* REQUIREMENT
Please copy out the lines in the entries that contain "Campaigns".

* MATERIAL FOR THE TASK
- Opening Delimiter -

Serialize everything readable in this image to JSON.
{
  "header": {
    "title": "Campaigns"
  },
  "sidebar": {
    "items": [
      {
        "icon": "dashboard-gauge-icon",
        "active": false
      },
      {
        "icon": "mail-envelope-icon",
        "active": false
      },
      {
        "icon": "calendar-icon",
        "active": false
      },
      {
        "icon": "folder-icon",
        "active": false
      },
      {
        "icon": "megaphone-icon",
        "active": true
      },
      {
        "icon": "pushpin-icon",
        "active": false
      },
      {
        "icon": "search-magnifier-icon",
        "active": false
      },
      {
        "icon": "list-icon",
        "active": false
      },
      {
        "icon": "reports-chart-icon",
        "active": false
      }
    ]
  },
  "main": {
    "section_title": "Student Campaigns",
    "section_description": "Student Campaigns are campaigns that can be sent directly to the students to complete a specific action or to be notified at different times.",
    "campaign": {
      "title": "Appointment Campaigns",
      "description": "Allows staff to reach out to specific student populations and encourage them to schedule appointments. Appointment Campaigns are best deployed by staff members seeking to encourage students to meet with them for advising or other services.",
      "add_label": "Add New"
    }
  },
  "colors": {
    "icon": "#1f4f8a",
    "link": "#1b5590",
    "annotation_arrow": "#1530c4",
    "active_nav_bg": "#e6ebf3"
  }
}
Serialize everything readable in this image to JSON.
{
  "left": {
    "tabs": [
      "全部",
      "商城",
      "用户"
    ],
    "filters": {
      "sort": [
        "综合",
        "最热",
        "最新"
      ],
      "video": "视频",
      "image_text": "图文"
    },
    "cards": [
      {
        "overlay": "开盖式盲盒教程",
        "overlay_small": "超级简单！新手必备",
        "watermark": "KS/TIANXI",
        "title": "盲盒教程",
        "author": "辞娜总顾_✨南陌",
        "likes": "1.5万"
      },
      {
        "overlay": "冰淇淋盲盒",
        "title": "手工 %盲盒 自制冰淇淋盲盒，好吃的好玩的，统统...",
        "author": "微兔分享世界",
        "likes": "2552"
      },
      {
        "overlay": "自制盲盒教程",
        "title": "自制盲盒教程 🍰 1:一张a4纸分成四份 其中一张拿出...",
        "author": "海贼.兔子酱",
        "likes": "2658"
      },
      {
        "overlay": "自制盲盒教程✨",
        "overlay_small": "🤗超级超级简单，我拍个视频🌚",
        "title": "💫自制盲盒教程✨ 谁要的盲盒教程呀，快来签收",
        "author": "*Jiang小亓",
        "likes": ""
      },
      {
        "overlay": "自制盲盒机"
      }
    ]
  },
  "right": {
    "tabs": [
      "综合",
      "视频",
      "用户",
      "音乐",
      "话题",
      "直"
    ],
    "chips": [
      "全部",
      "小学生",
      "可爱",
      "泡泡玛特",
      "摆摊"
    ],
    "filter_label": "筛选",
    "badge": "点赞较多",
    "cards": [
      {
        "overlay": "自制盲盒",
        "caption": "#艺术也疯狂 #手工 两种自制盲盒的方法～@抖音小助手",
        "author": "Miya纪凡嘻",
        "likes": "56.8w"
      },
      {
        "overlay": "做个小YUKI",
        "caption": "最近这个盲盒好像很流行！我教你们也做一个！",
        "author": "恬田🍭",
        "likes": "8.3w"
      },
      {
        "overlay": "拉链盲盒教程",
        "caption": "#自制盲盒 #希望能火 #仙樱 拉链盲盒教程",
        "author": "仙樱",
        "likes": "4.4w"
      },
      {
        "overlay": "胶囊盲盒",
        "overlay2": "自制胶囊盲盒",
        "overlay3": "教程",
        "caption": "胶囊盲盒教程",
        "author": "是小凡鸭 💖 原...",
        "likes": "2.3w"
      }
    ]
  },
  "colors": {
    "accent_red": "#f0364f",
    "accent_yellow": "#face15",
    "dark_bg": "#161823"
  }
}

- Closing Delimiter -

* RESULT
    "title": "Campaigns"
    "section_title": "Student Campaigns",
    "section_description": "Student Campaigns are campaigns that can be sent directly to the students to complete a specific action or to be notified at different times.",
      "title": "Appointment Campaigns",
      "description": "Allows staff to reach out to specific student populations and encourage them to schedule appointments. Appointment Campaigns are best deployed by staff members seeking to encourage students to meet with them for advising or other services.",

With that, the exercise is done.